Items from an interface collection:
-- -- --

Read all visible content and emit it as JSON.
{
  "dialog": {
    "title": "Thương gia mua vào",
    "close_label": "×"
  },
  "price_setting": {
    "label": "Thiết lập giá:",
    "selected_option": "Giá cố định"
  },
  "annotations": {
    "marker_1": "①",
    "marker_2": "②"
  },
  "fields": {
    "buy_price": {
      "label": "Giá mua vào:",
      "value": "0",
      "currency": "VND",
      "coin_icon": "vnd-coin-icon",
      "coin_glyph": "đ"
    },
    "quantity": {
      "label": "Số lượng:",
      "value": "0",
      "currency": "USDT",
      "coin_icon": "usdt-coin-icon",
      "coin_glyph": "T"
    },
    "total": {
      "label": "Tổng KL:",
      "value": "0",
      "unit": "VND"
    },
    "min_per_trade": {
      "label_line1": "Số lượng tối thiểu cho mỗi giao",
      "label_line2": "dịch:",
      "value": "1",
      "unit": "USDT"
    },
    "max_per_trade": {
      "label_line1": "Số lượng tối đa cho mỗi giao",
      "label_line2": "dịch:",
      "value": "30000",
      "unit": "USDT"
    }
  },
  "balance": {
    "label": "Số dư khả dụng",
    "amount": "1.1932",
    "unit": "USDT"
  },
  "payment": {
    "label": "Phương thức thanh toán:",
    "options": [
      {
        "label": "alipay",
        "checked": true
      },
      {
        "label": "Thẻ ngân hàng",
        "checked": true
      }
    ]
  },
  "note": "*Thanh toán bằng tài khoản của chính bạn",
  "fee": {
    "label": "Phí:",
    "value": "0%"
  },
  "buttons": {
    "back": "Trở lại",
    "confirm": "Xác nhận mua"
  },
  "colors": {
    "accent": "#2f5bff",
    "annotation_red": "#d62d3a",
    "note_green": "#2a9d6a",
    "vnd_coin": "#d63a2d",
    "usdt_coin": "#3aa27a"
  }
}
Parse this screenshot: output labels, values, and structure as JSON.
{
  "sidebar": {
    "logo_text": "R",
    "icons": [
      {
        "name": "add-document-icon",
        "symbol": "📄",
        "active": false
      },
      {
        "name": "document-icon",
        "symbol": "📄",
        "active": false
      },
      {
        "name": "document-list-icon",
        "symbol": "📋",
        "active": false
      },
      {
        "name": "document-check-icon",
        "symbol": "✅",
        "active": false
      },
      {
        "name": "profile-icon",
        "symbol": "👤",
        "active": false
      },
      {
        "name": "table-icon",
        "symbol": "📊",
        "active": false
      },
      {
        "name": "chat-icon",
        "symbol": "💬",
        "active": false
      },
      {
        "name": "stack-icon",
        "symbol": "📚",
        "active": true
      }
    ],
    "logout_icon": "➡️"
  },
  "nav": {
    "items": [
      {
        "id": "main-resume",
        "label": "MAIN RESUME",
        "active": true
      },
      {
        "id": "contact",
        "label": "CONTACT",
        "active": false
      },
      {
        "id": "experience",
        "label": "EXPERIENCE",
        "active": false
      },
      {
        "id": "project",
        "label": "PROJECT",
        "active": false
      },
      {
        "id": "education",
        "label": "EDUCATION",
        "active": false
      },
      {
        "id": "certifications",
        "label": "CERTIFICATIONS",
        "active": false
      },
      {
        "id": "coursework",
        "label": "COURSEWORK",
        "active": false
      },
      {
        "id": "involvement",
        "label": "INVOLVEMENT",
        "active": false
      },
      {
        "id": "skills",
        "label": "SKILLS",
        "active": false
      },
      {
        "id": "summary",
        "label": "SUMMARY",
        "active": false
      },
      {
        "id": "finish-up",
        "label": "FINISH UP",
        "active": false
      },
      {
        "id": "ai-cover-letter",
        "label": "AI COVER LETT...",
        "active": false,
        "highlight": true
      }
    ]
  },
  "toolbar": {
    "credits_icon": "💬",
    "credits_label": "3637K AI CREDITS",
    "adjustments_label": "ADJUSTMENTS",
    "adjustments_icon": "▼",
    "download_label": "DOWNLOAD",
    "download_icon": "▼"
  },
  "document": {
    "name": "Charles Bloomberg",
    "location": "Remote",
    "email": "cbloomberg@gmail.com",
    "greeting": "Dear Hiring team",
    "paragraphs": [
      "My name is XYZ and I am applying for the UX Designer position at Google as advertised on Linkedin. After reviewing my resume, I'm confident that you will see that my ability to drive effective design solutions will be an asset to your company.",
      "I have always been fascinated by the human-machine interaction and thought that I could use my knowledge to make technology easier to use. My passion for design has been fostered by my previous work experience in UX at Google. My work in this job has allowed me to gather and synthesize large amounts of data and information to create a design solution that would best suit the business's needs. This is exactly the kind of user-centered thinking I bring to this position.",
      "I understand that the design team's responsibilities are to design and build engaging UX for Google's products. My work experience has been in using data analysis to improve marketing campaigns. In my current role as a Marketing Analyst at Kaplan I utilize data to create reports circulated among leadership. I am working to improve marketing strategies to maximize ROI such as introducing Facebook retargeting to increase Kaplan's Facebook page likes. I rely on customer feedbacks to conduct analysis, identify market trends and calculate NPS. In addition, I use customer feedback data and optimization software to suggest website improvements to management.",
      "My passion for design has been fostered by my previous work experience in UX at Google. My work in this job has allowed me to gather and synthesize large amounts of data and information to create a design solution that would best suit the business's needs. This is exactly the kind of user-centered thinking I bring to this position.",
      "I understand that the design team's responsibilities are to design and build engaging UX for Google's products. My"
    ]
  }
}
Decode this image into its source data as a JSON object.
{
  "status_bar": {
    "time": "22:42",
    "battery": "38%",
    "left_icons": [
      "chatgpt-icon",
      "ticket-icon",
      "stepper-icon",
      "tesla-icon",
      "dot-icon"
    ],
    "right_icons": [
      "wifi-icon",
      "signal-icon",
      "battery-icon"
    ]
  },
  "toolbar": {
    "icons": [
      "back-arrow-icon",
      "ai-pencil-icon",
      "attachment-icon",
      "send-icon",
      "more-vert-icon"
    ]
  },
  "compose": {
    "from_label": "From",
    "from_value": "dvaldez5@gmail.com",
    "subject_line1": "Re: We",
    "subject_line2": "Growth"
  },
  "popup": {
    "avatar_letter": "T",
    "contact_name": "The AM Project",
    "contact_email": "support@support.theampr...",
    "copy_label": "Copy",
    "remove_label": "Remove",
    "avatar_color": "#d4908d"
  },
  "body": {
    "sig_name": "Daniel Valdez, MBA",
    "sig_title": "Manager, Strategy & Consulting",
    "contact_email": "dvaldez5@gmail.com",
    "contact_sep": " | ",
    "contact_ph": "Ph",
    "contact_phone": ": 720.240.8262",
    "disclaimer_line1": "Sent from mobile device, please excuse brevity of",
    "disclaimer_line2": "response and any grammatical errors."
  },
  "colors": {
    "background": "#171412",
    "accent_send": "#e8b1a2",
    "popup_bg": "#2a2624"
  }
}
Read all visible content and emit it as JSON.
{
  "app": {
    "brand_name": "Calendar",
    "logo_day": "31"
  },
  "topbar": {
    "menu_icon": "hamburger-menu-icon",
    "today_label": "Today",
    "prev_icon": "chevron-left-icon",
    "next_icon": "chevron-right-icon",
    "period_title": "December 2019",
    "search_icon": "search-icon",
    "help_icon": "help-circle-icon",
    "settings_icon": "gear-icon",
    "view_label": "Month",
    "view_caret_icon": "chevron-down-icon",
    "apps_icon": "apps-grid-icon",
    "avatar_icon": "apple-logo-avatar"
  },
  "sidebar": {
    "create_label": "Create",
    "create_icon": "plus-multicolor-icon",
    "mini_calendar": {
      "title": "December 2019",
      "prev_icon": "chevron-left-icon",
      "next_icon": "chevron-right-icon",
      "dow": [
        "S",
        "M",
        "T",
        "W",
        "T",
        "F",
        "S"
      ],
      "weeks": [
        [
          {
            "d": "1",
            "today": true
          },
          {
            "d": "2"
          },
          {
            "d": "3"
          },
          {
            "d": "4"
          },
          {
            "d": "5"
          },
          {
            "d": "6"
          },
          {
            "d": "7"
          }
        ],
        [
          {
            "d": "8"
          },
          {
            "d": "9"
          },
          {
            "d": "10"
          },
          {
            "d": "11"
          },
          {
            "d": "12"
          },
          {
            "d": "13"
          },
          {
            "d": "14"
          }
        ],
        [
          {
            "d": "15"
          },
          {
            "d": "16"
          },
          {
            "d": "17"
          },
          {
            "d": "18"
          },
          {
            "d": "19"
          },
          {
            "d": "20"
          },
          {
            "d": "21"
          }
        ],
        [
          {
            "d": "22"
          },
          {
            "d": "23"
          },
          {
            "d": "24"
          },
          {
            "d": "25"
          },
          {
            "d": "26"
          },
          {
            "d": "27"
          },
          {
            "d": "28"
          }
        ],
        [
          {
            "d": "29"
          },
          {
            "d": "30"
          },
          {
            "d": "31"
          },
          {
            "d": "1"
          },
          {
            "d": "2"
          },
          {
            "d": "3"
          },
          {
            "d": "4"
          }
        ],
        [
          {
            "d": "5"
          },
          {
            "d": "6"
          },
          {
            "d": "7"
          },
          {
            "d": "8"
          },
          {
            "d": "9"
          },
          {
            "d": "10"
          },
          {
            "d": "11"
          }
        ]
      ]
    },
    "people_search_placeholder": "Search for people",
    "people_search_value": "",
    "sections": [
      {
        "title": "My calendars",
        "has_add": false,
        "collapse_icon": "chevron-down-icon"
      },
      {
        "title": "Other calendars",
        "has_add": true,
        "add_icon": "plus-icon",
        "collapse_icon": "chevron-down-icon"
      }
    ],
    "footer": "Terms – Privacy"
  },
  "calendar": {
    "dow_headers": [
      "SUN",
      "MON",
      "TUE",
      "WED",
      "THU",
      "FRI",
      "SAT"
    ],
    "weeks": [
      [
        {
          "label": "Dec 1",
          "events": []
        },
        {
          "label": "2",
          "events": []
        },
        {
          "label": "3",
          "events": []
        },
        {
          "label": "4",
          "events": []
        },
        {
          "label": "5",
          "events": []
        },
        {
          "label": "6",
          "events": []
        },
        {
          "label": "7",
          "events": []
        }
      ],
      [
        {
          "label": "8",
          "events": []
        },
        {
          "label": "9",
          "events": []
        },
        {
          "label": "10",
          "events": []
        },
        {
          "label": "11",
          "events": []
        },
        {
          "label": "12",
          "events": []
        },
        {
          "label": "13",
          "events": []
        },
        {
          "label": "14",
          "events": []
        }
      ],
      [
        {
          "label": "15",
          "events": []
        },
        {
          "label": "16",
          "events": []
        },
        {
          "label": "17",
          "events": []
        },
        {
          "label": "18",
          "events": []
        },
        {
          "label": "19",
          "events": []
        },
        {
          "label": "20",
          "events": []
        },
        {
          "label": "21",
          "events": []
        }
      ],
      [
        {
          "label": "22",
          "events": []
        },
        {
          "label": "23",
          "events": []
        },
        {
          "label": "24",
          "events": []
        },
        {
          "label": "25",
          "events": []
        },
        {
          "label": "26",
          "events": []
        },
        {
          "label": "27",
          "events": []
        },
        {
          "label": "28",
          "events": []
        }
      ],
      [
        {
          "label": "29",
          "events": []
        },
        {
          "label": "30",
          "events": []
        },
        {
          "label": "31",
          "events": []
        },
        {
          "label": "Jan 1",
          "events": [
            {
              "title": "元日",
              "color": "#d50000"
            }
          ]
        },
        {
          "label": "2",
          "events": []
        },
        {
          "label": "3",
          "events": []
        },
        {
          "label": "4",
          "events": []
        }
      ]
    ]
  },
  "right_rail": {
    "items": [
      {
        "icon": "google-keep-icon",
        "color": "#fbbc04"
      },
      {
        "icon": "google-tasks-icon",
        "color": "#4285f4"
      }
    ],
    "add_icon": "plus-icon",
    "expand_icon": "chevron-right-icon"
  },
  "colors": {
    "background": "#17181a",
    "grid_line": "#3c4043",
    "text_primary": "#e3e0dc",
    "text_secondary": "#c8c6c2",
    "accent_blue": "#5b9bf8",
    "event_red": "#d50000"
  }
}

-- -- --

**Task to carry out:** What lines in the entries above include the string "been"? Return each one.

**Completed exercise:**
      "I have always been fascinated by the human-machine interaction and thought that I could use my knowledge to make technology easier to use. My passion for design has been fostered by my previous work experience in UX at Google. My work in this job has allowed me to gather and synthesize large amounts of data and information to create a design solution that would best suit the business's needs. This is exactly the kind of user-centered thinking I bring to this position.",
      "I understand that the design team's responsibilities are to design and build engaging UX for Google's products. My work experience has been in using data analysis to improve marketing campaigns. In my current role as a Marketing Analyst at Kaplan I utilize data to create reports circulated among leadership. I am working to improve marketing strategies to maximize ROI such as introducing Facebook retargeting to increase Kaplan's Facebook page likes. I rely on customer feedbacks to conduct analysis, identify market trends and calculate NPS. In addition, I use customer feedback data and optimization software to suggest website improvements to management.",
      "My passion for design has been fostered by my previous work experience in UX at Google. My work in this job has allowed me to gather and synthesize large amounts of data and information to create a design solution that would best suit the business's needs. This is exactly the kind of user-centered thinking I bring to this position.",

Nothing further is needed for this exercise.